Why Pay for Vehicle Diagnostics?

Every once in a while we encounter some confusion about vehicle diagnostic charges. “You mean I have to pay for you to tell me what needs to be repaired? Even if you don’t fix anything?” Or, “I still have to pay for a diagnostic even though I get it fixed by you?” Diagnostic charges are sometimes a topic of debate. But they shouldn’t be. You don’t see people upset about paying their doctor for their yearly physical exam.

It takes education, a whole lot of experience (I’m talking YEARS), and talent to be a really good mechanic. And it’s not easy. Having problems with your vehicle solved and fixed is a valuable service that saves you a lot of headache. Proper equipment, experience, and training are required to consistently and accurately diagnose the cause of vehicle problems. These people have invested their time and money into becoming experts so that you don’t have to!

“But I already know the code of my check engine light, what else do you need to do?” Running a code at AutoZone is kind of like Googling a medical problem: you have symptoms and you find online a list of possible causes of these symptoms. WebMD is like many automotive forums: it attempts to offer a diagnosis more specific to your situation.
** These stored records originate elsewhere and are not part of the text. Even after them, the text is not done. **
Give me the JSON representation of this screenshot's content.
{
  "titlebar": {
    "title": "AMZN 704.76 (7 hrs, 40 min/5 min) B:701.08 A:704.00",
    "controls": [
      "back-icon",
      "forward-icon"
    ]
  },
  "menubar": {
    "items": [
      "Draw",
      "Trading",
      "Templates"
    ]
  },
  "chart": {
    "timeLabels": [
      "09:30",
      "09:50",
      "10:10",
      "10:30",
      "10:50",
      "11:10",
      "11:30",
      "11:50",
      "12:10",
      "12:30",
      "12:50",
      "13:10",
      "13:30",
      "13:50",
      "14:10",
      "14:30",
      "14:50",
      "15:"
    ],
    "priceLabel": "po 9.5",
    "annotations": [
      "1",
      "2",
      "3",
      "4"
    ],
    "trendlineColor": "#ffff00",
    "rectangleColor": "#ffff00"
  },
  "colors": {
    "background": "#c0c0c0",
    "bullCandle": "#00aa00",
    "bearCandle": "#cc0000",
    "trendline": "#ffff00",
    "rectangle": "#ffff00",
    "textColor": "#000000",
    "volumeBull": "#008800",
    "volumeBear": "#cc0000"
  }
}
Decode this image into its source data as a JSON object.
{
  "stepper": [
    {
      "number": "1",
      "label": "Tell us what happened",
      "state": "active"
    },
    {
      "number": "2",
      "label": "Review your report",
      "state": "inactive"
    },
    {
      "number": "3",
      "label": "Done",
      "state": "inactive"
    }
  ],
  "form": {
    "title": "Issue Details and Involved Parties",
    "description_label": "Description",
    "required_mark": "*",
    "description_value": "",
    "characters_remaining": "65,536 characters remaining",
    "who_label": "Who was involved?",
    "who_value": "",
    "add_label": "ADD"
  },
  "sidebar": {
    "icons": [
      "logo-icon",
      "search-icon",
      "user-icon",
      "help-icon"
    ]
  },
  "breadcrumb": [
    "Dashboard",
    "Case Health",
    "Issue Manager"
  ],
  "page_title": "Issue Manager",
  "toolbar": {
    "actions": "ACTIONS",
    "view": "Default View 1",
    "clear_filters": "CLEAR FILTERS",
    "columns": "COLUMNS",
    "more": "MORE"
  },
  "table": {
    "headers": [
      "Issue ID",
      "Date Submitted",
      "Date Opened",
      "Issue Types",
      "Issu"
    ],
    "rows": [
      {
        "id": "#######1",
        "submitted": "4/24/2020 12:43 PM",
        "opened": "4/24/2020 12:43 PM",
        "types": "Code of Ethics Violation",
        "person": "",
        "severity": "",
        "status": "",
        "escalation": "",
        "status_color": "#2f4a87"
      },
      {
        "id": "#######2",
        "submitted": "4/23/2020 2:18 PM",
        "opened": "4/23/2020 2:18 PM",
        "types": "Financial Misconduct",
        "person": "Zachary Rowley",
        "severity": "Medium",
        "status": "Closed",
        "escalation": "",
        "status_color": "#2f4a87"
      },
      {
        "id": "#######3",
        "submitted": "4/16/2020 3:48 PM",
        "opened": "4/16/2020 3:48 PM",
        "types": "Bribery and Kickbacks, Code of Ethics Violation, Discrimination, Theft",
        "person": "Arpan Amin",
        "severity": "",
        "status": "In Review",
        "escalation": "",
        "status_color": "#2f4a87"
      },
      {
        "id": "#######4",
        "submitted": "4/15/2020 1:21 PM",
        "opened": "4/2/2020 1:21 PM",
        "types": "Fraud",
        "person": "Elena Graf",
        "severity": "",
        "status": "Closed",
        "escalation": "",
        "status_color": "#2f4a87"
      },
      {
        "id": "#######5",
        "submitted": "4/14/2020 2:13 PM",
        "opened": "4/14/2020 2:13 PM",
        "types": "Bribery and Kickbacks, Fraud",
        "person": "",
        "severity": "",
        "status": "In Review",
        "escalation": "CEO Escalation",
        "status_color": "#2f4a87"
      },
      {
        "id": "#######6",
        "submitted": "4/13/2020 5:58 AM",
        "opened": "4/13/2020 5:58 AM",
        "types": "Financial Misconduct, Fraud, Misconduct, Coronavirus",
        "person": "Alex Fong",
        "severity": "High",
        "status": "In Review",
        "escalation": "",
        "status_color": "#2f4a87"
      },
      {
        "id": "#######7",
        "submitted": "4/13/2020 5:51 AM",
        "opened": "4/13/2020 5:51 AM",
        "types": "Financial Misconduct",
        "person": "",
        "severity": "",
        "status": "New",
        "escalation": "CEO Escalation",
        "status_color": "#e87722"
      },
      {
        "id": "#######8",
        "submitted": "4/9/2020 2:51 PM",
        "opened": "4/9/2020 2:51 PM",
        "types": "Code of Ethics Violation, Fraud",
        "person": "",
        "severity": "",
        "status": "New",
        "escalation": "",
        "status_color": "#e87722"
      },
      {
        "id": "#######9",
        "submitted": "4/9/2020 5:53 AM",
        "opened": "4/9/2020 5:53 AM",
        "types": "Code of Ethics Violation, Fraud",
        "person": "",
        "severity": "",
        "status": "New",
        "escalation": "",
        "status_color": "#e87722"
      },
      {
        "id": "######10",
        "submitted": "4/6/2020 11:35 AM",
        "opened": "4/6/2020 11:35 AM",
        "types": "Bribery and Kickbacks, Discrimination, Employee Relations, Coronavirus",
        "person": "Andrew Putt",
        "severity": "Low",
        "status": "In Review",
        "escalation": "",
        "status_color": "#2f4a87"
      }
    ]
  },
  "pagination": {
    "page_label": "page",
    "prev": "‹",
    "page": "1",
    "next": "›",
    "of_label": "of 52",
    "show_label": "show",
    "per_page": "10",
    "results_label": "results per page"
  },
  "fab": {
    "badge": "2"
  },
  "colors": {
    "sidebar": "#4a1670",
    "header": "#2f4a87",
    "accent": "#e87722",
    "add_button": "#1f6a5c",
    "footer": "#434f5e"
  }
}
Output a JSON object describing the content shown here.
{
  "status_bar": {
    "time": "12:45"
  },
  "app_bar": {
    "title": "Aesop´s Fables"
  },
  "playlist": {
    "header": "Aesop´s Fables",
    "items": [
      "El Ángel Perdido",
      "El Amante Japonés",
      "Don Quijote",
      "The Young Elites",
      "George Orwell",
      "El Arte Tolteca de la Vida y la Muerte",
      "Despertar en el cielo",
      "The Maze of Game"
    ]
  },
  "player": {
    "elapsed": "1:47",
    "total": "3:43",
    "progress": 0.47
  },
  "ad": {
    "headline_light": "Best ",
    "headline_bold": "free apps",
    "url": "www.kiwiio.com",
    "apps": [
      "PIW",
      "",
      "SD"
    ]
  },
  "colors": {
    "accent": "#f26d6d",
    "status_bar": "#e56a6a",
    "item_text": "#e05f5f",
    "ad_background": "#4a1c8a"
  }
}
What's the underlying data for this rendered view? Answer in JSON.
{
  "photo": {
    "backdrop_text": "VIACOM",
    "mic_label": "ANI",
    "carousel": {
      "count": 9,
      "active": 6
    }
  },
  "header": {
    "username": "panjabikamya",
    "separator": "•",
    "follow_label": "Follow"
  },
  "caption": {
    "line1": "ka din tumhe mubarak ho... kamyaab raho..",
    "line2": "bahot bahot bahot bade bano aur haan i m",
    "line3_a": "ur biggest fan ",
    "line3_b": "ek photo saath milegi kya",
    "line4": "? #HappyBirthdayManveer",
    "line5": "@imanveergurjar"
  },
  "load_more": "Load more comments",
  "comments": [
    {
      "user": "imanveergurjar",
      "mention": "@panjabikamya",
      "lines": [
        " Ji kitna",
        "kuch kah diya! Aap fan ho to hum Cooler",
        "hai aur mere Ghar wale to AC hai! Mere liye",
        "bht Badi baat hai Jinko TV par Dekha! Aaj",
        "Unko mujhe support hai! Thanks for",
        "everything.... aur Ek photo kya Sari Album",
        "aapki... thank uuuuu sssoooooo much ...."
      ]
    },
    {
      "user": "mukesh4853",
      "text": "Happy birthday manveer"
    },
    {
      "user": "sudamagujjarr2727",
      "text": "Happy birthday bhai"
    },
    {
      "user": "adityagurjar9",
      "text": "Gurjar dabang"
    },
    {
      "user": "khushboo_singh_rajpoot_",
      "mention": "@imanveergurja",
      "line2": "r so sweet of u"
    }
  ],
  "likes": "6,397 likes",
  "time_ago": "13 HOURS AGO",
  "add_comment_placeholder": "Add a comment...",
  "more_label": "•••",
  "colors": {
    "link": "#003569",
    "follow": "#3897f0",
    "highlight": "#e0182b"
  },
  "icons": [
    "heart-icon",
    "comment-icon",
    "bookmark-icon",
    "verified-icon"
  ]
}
Sometimes the diagnosis is accurate and allows you to take further steps to solve your problem; sometimes it isn’t. Let’s say the check engine light comes on your dash, you go to AutoZone, have the code read and you get: P2232. When you research possible causes for this code for your specific vehicle, let’s say a 2001 Honda Civic EX, you uncover that possible causes could be a faulty MAP sensor, O2 sensor, vacuum leak, etc. Paying for vehicle diagnosis is like paying a doctor for a medical diagnosis. It is a service that is worth the cost because you’re working with an expert, which really does save you time and money.

The other option to avoid diagnostic charges is to gamble with “guessing” what caused the issue your vehicle is having. We call it “throwing parts at it”. It’s a strategy that was often times used back in the day when vehicles weren’t run by fancy computer systems. You would replace parts until the problem was solved, wasting money on unneeded parts and stressing a lot along the way. By confirming the cause of the issue, we are then able to warranty the work performed. Ultimately, paying for diagnostic charges puts the ball in the shop’s court so they are then responsible for fulfilling their half of the bargain: correctly diagnosing the problem.

Check out the associated teal links to learn more about different perspectives on this issue.